Should agencies refuse media only briefs?

India has one of the largest media industries in the world – with more than 70,000 newspapers and over 690 satellite channels (more than 80 of which are news channels) and it is also the biggest newspaper market in the world in multiple languages – over 100 million copies sold each day.

With such a large range of media options, the PR business in India has a challenge to move beyond ‘media relations’ and convince clients of the benefits of integrated communication strategies’. The PR business in India cannot stay immune from the massive change happening in the communication business, yet are clients ready to treat PR as a complete business tool?

Are clients ready to move beyond media relations?

Vivek Sengupta, Founder & Chief Executive, Moving Finger Communications says: “Unfortunately, many clients are not ready to do so. This happens, in part, because the media in India are so vast, various and variegated that addressing all sections of the media is in itself a humongous enterprise.”

Vivek says he does not refuse media only briefs: “If that's what a client wants, that's what she'll get. The Indian media are ubiquitous. Ignoring or neglecting them is anything but desirable. However, focusing on the media to the exclusion of everything else is equally undesirable.”

Valerie Pinto, CEO, Perfect Relations, agrees that: “If the task is specific and activity restricted I don’t see why a media specific brief cannot be taken. However, as a PR specialist, it is our expertise to identify the best possible means to reach the consumer and recommend the most suitable plan to achieve the right outcomes.”

Valerie adds that that there are only two sets of clients today: “One that is convinced about an integrated approach and one that is waiting but watching. Nobody can take away the importance of traditional media’s impact and clients fully recognize that. However, new media is evolving and clients are increasingly adapting to keep up with the changes in the way the audiences consume information today.”

Valerie adds that this is reflected in the substantial increase in queries and mandates that Perfect Relations has received that go beyond driving coverage and eyeballs. She gives the example of “The Rolex Awards for Enterprise”, a Rolex initiative to identify and award enterprising individuals who have helped humanity, where Perfect Relations managed not only a public relations campaign to highlight these individuals to the Indian media but also marketing and events management.

Valerie points out that: “This ensured consistency in the award’s identity and purpose with event thematic, and managing the guests attending the Awards ceremony. I have no doubt that we should see an increased focus from agencies, as well as clients, towards more stakeholder driven mandates in the near future.”

Have media only briefs led to commoditisation of the PR process?

Vivek Sengupta agrees that PR has become commoditised due to media only briefs: "To a degree and from one perspective, yes.
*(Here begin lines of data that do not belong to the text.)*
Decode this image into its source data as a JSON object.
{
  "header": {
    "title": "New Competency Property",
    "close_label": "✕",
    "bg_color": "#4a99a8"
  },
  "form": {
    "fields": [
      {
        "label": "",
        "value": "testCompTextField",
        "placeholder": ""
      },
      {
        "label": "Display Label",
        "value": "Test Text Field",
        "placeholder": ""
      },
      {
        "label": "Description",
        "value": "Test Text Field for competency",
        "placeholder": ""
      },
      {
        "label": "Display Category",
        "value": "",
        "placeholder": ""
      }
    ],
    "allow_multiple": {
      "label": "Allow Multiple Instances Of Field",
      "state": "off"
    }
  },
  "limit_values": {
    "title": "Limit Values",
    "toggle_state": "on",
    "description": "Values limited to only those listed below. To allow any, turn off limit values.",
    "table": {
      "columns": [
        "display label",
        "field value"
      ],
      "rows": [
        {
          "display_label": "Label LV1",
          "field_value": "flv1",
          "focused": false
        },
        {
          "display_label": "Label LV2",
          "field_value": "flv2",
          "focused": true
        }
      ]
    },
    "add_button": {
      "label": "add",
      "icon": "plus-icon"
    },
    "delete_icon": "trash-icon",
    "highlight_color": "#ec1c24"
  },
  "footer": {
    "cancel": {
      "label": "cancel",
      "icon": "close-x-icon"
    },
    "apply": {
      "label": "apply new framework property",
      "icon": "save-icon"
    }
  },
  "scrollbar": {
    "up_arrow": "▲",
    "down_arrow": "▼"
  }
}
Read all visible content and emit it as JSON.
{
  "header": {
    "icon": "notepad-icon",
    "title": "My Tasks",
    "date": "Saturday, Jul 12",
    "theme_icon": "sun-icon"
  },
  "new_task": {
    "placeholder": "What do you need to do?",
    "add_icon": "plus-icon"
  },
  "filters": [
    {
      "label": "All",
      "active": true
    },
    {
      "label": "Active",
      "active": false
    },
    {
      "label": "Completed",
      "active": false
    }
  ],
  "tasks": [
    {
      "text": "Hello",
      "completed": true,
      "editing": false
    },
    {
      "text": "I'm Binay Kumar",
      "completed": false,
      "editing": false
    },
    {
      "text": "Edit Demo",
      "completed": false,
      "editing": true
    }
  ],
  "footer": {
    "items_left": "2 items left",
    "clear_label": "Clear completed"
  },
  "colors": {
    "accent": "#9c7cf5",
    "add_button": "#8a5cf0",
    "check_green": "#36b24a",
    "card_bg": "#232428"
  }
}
But when you say "commoditised", I fear that you are underplaying both the role of the media in PR and the critical importance of strategic media relations. I would underplay neither.”

In a previous interview to PRmoment India, Nandita Lakshmanan, Founder and CEO, The PRactice, had pointed out: “It really is a vicious cycle isn't it? Just see the dozen odd RFPs one gets - these are media relations ONLY briefs that show the function at our client's side hasn't evolved. We also see the unhealthy practice of budgets not being listed in the RFP. I believe this is unique to India, but I fail to understand the logic of doing so. Unless the PR function hasn’t evolved within a corporate it is unlikely the PR manager is unaware of budgets allocated to them."

However Nandita does feel that change is happening and going in the right direction but it needs to be pushed more. She says: “The number of integrated campaigns with public relations at the core is seeing a slow increase. Client acknowledgement of the value PR firms bring is still wanting, and it would help to have vocal ambassadors who push the need to expand the scope of work in RFPs for public relations and communication strategies.”

Valerie Pinto believes that: “The perception of Public Relations in India has also evolved. Once just a part of the services offered in a marketing mandate, PR today is a formidable stand-alone tool in a corporate arsenal of building an image, sustaining it and protecting the company’s reputation.”

Valerie adds that: “As the Indian PR industry matures; disseminating brand news and insight to the media will only be a small part of the approach that agencies will adopt.”

It is clear that while refusing media only briefs is not happening in large numbers, there is a move by PR professionals to help clients understand the complete business value of a PR strategy.

Written by Paarul Chand